Laura Marling's new album Once I Was An Eagle is due out May 28th, and the songstress has recently released a few teasers to hint at what we can expect from her first new album since her stellar A Creature I  Don't Know from 2011.  The most recent is in the form of her new single, "Master Hunter" which you can listen to below.  While Laura Marling typically gets categorized as a folk artist with comparisons to Joni Mitchell, she often hints at the rocker that lives within her, and "Master Hunter" gives us a glimpse of that harder driving side of her music.  Its a faster tempo track with heavy drums and an apprehensive yet bad ass tone.  "Where Can I Go" starts off as though its going to serve her softer side and then picks up, but still allows her vocals to remain center stage.

Check out "Master Hunter" below, via Paste.

"Where Can I Go" (via Consequence of Sound)

In addition, fans can check out her short film which encompasses four gorgeous new tracks (via Consequence of Sound), particularly the haunting first song showcased in the film, "Take the Night Off." Holy smokes.

In support of her new release she's also got a few US tour dates up her sleeve. Check them out and purchase tickets at the Laura Marling website.
5/15 - Seattle, WA
5/16 - Portland, OR
5/18 - San Francisco, CA
5/21 - Los Angeles, CA
5/23 - Chicago, IL
5/25 - Toronto, ON
5/28- New York, NY
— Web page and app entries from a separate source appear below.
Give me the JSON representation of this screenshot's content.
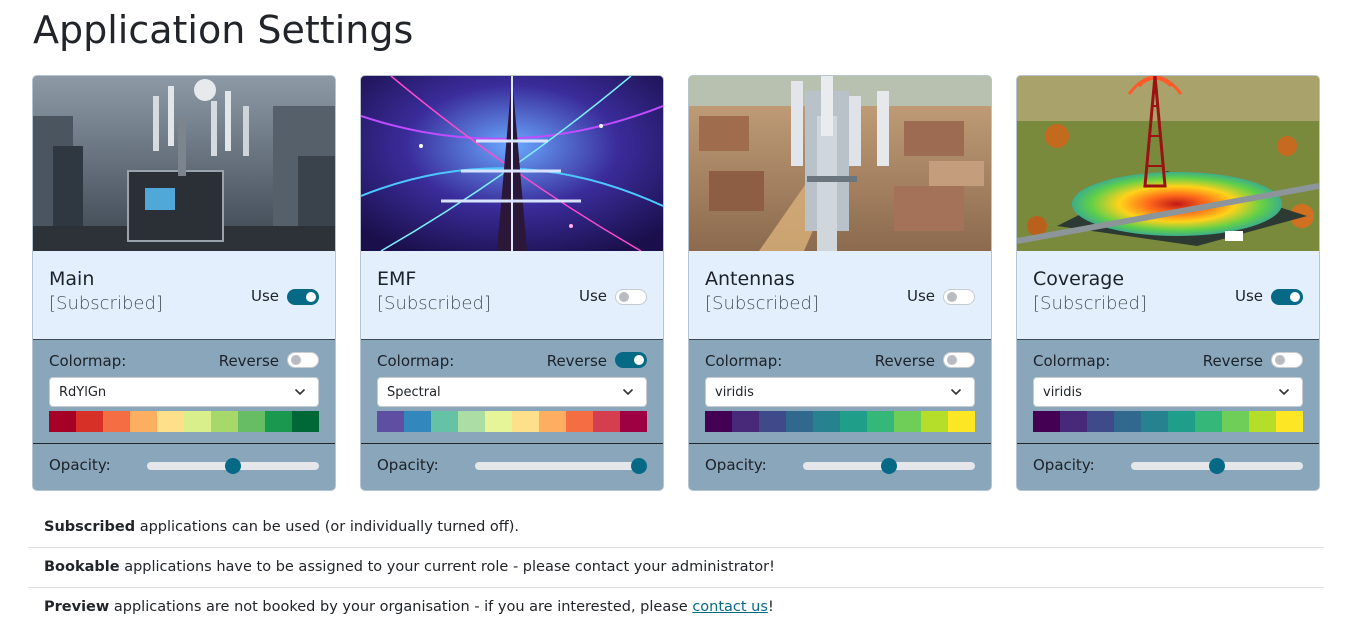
{
  "page": {
    "title": "Application Settings"
  },
  "labels": {
    "use": "Use",
    "colormap": "Colormap:",
    "reverse": "Reverse",
    "opacity": "Opacity:"
  },
  "apps": [
    {
      "name": "Main",
      "status": "[Subscribed]",
      "use": true,
      "colormap": "RdYlGn",
      "reverse": false,
      "opacity": 50,
      "swatches": [
        "#a50026",
        "#d73027",
        "#f46d43",
        "#fdae61",
        "#fee08b",
        "#d9ef8b",
        "#a6d96a",
        "#66bd63",
        "#1a9850",
        "#006837"
      ]
    },
    {
      "name": "EMF",
      "status": "[Subscribed]",
      "use": false,
      "colormap": "Spectral",
      "reverse": true,
      "opacity": 100,
      "swatches": [
        "#5e4fa2",
        "#3288bd",
        "#66c2a5",
        "#abdda4",
        "#e6f598",
        "#fee08b",
        "#fdae61",
        "#f46d43",
        "#d53e4f",
        "#9e0142"
      ]
    },
    {
      "name": "Antennas",
      "status": "[Subscribed]",
      "use": false,
      "colormap": "viridis",
      "reverse": false,
      "opacity": 50,
      "swatches": [
        "#440154",
        "#482878",
        "#3e4a89",
        "#31688e",
        "#26828e",
        "#1f9e89",
        "#35b779",
        "#6ece58",
        "#b5de2b",
        "#fde725"
      ]
    },
    {
      "name": "Coverage",
      "status": "[Subscribed]",
      "use": true,
      "colormap": "viridis",
      "reverse": false,
      "opacity": 50,
      "swatches": [
        "#440154",
        "#482878",
        "#3e4a89",
        "#31688e",
        "#26828e",
        "#1f9e89",
        "#35b779",
        "#6ece58",
        "#b5de2b",
        "#fde725"
      ]
    }
  ],
  "info": {
    "subscribed_term": "Subscribed",
    "subscribed_text": " applications can be used (or individually turned off).",
    "bookable_term": "Bookable",
    "bookable_text": " applications have to be assigned to your current role - please contact your administrator!",
    "preview_term": "Preview",
    "preview_text": " applications are not booked by your organisation - if you are interested, please ",
    "preview_link": "contact us",
    "preview_end": "!"
  },
  "colors": {
    "accent": "#066a87",
    "card_header": "#e3effd",
    "card_body": "#8aa6ba"
  }
}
You can check out past posts on Laura Marling here.

Pre-Order Once I Was An Eagle here: